Records to use Start Marker

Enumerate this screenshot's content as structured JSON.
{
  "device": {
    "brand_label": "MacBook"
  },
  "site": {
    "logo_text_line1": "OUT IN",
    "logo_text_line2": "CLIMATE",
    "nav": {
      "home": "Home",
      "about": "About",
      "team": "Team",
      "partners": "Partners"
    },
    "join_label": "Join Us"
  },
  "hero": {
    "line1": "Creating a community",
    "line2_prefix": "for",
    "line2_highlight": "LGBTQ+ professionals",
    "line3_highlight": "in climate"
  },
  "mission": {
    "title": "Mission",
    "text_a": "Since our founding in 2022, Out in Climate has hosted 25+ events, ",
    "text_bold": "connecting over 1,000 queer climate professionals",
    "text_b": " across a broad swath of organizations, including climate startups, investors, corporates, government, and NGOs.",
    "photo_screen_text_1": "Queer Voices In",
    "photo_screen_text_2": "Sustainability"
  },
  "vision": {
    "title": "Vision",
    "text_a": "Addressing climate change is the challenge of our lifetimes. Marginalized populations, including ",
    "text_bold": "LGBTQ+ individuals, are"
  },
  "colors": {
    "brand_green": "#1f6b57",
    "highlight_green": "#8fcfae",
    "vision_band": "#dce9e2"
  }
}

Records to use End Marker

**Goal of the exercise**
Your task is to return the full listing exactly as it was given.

**Task answer**
Enumerate this screenshot's content as structured JSON.
{
  "device": {
    "brand_label": "MacBook"
  },
  "site": {
    "logo_text_line1": "OUT IN",
    "logo_text_line2": "CLIMATE",
    "nav": {
      "home": "Home",
      "about": "About",
      "team": "Team",
      "partners": "Partners"
    },
    "join_label": "Join Us"
  },
  "hero": {
    "line1": "Creating a community",
    "line2_prefix": "for",
    "line2_highlight": "LGBTQ+ professionals",
    "line3_highlight": "in climate"
  },
  "mission": {
    "title": "Mission",
    "text_a": "Since our founding in 2022, Out in Climate has hosted 25+ events, ",
    "text_bold": "connecting over 1,000 queer climate professionals",
    "text_b": " across a broad swath of organizations, including climate startups, investors, corporates, government, and NGOs.",
    "photo_screen_text_1": "Queer Voices In",
    "photo_screen_text_2": "Sustainability"
  },
  "vision": {
    "title": "Vision",
    "text_a": "Addressing climate change is the challenge of our lifetimes. Marginalized populations, including ",
    "text_bold": "LGBTQ+ individuals, are"
  },
  "colors": {
    "brand_green": "#1f6b57",
    "highlight_green": "#8fcfae",
    "vision_band": "#dce9e2"
  }
}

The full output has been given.